• _Exercise directions_: In the entries below, find every line holding the string "JSON" and collect it.

• _App and web page records_:
· · · ·

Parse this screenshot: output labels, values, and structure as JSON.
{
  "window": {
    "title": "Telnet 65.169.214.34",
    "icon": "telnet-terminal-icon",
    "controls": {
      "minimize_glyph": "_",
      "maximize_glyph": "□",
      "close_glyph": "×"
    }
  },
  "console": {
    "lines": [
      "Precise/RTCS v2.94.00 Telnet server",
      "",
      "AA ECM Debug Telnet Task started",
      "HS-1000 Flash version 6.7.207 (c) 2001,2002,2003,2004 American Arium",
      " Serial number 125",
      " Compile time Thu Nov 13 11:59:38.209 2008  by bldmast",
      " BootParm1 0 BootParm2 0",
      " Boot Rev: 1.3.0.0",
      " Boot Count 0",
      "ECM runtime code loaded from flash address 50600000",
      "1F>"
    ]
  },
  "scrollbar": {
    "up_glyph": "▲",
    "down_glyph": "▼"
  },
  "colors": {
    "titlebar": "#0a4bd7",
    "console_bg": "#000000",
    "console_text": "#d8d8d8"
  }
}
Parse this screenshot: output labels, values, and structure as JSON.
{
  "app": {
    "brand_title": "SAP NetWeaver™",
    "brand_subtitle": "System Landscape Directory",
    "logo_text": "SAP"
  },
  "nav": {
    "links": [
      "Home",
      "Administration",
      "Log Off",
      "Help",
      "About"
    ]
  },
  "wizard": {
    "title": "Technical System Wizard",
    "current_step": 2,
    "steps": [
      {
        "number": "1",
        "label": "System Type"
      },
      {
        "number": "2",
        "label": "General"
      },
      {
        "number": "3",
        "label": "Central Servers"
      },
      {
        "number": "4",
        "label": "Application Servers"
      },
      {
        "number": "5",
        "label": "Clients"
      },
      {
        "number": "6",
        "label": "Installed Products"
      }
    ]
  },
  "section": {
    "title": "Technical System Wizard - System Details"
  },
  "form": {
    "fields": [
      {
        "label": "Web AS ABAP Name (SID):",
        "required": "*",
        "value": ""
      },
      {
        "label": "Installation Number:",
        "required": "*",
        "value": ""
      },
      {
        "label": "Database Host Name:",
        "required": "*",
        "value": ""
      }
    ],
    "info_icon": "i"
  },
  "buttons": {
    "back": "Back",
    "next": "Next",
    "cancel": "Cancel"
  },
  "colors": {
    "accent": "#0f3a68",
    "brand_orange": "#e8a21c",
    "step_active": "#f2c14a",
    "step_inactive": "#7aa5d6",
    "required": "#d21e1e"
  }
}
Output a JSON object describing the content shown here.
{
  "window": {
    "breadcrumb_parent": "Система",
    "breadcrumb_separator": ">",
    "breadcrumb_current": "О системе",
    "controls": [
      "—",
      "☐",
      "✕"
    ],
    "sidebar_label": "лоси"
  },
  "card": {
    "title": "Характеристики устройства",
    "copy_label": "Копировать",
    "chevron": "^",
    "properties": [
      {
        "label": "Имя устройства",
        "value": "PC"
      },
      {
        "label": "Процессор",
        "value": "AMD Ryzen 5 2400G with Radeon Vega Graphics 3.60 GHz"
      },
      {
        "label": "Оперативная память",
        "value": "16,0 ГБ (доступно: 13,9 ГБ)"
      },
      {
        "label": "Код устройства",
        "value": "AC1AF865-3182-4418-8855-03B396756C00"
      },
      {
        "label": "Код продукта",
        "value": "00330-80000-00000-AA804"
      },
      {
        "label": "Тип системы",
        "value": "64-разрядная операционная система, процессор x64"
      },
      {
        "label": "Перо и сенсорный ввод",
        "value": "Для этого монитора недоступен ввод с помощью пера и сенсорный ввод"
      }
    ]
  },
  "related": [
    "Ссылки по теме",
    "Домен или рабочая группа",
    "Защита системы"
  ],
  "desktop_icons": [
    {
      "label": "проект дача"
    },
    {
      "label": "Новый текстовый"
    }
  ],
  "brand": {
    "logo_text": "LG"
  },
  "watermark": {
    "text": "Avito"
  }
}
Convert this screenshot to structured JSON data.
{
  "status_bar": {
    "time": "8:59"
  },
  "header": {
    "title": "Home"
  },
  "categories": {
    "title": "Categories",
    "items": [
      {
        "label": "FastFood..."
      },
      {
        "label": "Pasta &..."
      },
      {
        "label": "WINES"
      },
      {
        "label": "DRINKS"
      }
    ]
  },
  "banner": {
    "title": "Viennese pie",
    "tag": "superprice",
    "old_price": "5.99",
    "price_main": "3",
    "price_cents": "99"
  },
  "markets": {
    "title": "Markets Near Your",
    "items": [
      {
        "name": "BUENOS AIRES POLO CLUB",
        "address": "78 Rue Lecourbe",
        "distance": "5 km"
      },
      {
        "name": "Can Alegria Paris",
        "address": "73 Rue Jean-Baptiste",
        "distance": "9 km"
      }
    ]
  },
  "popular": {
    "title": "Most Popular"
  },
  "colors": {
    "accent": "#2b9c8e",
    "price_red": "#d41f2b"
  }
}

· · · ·

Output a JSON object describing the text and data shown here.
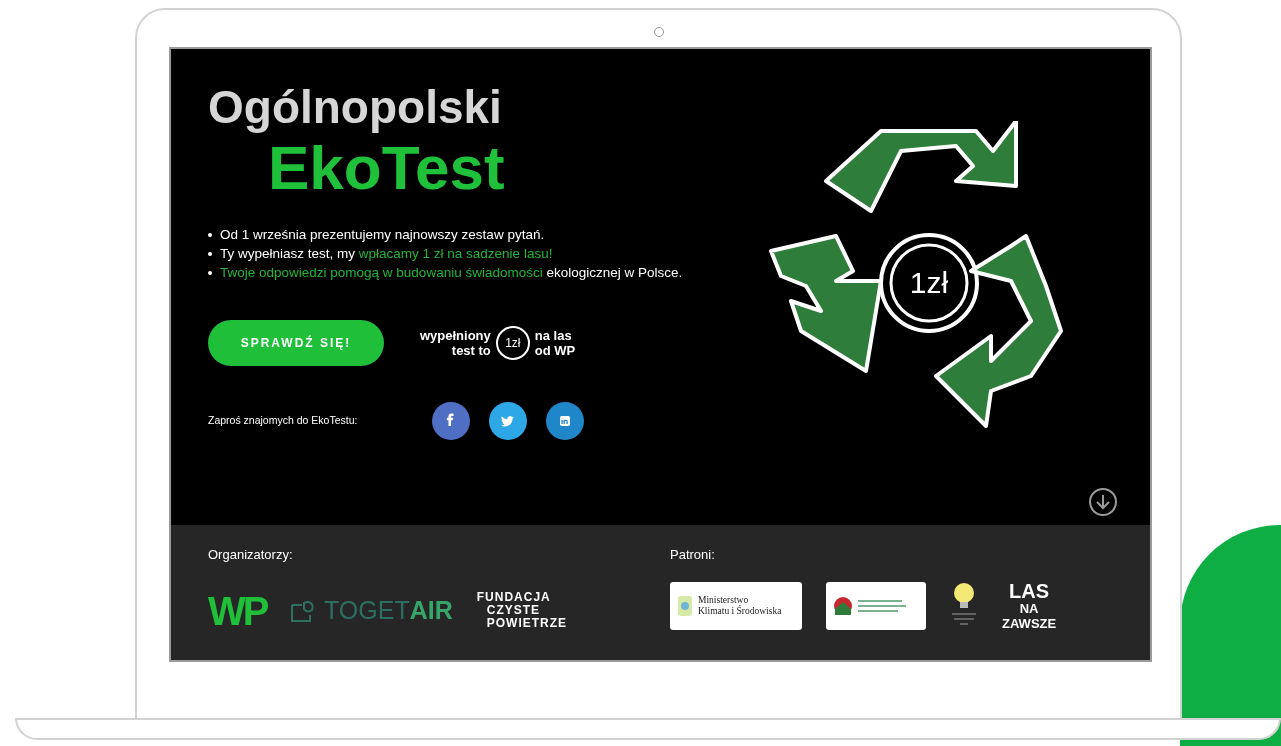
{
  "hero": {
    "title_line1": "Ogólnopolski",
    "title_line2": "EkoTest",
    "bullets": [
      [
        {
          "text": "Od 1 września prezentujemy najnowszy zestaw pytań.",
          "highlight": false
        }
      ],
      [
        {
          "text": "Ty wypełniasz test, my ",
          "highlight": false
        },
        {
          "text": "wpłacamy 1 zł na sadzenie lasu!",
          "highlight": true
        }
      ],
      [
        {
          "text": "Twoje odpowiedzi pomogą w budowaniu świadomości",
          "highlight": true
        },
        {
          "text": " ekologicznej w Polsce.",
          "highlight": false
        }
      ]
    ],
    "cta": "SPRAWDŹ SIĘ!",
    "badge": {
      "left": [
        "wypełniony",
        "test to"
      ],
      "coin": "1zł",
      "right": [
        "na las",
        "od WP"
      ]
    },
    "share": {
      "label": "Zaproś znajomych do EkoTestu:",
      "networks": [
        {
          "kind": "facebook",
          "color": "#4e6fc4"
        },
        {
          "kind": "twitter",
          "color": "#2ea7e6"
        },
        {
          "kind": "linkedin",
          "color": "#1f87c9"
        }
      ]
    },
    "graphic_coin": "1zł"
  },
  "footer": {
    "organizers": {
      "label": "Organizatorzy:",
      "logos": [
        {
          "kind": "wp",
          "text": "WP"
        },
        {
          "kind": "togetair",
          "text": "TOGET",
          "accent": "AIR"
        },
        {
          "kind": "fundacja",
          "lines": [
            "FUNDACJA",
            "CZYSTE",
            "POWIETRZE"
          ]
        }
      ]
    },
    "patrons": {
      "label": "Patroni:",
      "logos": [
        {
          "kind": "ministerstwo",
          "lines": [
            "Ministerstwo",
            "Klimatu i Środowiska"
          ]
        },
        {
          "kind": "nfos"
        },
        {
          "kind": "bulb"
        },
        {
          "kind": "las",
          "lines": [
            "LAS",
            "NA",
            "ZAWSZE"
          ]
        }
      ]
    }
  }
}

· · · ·

• _Exercise response_:
Parse this screenshot: output labels, values, and structure as JSON.
Parse this screenshot: output labels, values, and structure as JSON.
Output a JSON object describing the content shown here.
Convert this screenshot to structured JSON data.
Output a JSON object describing the text and data shown here.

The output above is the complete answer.